DATA SUPPLIED:
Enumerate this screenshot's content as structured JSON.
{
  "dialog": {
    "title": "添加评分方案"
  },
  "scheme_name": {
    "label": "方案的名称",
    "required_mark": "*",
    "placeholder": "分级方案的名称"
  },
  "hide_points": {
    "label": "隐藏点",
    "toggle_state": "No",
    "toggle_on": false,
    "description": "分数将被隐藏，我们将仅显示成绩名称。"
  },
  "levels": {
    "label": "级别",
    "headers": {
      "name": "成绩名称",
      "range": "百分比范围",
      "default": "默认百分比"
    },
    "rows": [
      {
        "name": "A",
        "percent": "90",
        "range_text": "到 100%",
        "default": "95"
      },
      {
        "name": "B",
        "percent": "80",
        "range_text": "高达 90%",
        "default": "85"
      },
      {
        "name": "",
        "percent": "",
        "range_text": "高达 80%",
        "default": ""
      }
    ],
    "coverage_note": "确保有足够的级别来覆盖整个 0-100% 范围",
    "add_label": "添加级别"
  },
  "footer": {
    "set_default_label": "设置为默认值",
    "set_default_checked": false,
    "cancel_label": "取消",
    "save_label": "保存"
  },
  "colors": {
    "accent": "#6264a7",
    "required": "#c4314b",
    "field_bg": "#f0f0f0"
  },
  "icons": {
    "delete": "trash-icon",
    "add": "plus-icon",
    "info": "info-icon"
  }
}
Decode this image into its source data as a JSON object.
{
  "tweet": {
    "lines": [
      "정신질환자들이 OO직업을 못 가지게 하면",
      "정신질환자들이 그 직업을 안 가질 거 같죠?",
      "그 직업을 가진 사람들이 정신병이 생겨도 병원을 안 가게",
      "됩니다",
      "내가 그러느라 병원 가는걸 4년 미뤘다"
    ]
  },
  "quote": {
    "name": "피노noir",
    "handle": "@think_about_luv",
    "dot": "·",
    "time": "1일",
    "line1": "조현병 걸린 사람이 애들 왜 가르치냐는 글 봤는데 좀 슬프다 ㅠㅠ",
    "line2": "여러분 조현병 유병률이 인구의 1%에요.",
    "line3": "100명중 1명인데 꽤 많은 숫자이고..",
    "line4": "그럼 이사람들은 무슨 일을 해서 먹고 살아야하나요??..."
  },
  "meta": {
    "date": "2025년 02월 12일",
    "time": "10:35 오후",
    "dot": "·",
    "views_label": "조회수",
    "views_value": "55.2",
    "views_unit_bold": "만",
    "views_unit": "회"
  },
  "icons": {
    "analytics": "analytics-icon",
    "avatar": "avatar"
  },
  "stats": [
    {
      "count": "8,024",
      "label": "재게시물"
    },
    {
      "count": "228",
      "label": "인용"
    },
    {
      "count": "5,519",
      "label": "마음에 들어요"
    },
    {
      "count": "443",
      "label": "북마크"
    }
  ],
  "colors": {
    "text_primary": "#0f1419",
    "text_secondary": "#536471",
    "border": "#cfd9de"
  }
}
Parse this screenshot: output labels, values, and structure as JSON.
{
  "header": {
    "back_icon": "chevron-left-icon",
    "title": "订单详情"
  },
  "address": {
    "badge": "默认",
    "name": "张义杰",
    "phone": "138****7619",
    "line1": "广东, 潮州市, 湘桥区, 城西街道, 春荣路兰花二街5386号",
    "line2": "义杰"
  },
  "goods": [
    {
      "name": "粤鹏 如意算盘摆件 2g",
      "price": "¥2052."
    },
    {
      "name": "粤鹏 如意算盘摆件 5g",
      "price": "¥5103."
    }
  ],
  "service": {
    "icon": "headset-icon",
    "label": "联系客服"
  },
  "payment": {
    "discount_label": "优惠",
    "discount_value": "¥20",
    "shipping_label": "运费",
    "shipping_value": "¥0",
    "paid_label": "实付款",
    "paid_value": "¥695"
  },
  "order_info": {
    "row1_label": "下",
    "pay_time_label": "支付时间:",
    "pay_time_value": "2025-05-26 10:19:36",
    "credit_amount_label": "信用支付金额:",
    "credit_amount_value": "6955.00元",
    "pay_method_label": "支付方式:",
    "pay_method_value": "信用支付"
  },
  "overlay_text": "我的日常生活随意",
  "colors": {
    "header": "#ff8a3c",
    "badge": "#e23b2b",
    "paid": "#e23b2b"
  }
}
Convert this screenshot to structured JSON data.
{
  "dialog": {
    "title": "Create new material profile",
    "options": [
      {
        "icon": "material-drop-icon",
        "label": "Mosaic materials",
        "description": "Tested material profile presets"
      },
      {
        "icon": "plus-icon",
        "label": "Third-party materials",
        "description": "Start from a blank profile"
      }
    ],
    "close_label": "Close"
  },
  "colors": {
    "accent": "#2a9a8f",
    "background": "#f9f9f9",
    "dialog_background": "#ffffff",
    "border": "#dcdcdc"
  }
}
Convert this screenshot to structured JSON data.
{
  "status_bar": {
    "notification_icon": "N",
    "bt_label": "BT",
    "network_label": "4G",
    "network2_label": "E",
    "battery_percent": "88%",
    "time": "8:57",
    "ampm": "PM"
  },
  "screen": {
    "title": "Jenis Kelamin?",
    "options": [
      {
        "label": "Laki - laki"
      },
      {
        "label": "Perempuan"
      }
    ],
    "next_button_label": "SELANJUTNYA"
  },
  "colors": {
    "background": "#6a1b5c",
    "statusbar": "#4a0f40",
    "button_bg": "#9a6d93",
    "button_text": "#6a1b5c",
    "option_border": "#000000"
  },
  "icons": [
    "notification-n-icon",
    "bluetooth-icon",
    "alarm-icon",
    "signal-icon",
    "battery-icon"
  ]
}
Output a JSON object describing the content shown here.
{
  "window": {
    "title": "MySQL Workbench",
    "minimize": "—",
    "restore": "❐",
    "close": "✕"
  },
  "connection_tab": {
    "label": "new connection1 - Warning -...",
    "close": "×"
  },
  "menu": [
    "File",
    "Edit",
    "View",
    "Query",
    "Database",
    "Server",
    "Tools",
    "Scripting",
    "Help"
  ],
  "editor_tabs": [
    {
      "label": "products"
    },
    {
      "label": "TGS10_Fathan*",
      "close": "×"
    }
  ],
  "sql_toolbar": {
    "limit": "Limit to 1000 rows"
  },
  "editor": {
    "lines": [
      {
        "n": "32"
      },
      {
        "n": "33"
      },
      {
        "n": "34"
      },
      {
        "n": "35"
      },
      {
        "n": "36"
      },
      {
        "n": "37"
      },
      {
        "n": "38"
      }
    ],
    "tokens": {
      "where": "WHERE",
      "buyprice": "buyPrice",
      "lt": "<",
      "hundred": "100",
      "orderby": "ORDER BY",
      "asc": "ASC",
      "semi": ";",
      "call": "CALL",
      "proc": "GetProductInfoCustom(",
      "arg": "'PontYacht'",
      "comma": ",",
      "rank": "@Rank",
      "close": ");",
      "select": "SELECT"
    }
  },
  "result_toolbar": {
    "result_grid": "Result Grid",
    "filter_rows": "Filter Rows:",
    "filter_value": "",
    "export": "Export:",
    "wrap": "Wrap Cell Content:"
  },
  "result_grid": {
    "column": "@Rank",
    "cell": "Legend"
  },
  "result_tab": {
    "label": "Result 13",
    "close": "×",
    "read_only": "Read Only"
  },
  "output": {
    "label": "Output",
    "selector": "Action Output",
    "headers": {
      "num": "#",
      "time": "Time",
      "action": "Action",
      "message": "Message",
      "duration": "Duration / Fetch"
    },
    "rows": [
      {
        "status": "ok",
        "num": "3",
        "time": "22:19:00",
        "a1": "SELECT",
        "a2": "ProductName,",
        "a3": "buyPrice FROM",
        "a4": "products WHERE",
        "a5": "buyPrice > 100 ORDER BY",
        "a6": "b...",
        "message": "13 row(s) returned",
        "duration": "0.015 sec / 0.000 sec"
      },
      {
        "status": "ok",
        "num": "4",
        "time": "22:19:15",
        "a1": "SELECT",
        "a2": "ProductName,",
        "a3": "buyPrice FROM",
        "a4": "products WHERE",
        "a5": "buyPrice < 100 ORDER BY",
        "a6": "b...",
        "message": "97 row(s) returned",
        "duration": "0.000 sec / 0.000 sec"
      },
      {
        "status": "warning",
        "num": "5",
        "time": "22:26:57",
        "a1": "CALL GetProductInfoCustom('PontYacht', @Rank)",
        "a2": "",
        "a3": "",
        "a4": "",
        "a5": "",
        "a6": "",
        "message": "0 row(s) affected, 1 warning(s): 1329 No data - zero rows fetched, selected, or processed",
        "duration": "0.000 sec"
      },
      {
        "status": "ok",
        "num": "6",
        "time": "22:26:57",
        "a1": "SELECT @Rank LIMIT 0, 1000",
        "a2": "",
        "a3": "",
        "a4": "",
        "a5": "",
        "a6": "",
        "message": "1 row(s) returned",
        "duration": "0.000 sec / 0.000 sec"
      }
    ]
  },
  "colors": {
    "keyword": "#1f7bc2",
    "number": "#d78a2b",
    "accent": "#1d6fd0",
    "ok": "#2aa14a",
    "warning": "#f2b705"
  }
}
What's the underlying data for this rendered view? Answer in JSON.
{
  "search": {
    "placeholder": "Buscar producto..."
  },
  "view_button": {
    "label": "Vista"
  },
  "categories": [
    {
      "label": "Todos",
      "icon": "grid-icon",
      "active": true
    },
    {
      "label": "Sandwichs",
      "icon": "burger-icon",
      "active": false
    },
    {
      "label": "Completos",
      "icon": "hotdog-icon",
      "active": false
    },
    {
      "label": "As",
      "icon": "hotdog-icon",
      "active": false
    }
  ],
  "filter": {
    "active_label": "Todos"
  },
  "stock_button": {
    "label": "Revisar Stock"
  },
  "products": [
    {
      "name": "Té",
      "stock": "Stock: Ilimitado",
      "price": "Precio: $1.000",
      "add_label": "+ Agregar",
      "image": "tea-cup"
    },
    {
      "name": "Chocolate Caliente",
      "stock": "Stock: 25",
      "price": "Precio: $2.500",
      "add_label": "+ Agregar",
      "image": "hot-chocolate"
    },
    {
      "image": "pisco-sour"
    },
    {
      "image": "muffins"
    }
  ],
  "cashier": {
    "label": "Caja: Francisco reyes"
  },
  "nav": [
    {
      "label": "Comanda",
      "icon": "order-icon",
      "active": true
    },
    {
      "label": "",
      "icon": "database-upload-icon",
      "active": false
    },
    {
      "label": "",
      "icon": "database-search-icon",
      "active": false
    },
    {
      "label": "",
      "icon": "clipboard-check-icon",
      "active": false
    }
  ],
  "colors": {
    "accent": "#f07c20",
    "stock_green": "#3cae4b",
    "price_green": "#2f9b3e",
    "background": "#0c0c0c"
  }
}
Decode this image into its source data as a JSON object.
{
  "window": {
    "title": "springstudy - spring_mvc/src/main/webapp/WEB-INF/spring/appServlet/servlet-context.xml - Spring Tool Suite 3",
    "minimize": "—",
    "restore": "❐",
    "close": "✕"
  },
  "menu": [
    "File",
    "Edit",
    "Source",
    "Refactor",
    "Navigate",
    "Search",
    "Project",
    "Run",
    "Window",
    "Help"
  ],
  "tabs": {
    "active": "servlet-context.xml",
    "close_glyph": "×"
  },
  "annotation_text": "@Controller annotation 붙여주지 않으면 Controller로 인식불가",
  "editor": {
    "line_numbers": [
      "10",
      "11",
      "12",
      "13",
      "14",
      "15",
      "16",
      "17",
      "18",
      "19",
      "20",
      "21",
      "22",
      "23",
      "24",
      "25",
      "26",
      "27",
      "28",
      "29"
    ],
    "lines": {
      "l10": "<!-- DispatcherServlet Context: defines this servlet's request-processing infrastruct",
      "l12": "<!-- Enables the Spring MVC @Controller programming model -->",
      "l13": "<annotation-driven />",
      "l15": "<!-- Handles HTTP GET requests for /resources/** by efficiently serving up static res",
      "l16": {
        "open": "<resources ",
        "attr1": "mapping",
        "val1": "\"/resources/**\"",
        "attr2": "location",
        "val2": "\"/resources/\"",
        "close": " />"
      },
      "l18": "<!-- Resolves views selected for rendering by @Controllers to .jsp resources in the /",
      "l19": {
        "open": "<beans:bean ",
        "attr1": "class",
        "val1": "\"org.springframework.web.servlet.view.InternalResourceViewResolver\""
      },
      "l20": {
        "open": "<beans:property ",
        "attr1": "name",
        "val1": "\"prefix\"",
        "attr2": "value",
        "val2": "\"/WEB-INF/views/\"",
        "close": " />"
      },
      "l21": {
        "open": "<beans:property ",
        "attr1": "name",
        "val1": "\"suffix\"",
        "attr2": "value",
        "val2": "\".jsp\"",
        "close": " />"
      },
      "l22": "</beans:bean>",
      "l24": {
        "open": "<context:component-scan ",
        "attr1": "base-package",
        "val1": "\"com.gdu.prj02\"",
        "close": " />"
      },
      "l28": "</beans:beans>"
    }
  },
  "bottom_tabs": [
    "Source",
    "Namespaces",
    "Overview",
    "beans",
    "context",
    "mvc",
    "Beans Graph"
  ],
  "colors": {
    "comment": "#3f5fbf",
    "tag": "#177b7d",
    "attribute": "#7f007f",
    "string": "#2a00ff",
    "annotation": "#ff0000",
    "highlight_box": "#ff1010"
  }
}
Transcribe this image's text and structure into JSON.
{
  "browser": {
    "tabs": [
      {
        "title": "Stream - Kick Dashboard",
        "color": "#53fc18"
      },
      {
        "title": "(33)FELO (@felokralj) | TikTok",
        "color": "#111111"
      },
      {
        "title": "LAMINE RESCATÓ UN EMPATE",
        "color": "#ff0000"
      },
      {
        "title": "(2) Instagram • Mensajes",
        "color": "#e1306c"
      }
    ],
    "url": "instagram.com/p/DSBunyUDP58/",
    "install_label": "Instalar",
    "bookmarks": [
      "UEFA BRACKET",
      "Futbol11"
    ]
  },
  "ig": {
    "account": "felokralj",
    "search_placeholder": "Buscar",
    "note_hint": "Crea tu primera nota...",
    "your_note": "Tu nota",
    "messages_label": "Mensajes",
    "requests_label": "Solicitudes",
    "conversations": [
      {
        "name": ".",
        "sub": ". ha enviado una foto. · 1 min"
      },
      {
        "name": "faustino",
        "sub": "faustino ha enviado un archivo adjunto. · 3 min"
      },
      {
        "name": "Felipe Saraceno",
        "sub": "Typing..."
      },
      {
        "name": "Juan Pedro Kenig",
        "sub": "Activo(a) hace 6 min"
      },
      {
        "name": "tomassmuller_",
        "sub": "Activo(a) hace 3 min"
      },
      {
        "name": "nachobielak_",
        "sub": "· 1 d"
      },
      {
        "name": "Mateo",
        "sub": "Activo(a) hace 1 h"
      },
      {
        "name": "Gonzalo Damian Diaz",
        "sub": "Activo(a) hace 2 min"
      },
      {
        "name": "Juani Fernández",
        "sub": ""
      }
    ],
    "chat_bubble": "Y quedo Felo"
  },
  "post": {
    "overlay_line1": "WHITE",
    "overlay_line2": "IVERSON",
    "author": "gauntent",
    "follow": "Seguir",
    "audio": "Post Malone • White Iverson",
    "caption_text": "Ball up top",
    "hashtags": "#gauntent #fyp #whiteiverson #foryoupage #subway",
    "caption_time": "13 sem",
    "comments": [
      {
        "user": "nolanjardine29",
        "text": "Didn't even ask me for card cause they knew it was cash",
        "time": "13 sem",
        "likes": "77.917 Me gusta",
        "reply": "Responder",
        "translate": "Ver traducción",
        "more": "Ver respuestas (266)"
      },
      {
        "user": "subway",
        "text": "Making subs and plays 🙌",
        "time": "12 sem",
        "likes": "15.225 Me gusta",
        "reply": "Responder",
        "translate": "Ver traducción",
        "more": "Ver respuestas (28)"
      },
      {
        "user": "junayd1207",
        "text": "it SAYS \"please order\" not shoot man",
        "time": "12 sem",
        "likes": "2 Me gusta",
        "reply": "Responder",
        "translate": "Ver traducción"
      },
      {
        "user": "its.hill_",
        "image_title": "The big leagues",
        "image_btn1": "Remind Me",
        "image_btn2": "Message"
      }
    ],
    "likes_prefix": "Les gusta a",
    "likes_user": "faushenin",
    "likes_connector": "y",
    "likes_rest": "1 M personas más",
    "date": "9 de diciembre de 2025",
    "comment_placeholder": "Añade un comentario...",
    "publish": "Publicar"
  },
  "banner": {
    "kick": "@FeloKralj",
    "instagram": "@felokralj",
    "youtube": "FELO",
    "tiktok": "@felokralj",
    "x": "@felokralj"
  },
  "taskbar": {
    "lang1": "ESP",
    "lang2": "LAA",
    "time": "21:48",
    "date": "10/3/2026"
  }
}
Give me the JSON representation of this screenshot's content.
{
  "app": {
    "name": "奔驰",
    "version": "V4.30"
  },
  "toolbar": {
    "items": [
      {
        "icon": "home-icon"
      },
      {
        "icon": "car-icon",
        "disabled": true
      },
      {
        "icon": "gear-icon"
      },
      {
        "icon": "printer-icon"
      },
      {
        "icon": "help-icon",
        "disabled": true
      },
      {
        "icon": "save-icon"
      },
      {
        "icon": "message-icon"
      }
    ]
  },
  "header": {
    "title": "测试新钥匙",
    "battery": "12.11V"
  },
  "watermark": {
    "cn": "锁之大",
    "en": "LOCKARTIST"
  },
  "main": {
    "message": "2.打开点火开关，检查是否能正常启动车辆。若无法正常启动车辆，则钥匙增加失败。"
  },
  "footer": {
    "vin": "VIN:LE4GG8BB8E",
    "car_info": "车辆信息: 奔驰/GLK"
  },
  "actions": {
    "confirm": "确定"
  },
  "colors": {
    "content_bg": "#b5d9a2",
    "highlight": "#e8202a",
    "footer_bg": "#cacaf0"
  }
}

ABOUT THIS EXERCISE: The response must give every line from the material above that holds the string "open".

SOLUTION TO THIS EXERCISE:
        "open": "<resources ",
        "open": "<beans:bean ",
        "open": "<beans:property ",
        "open": "<beans:property ",
        "open": "<context:component-scan ",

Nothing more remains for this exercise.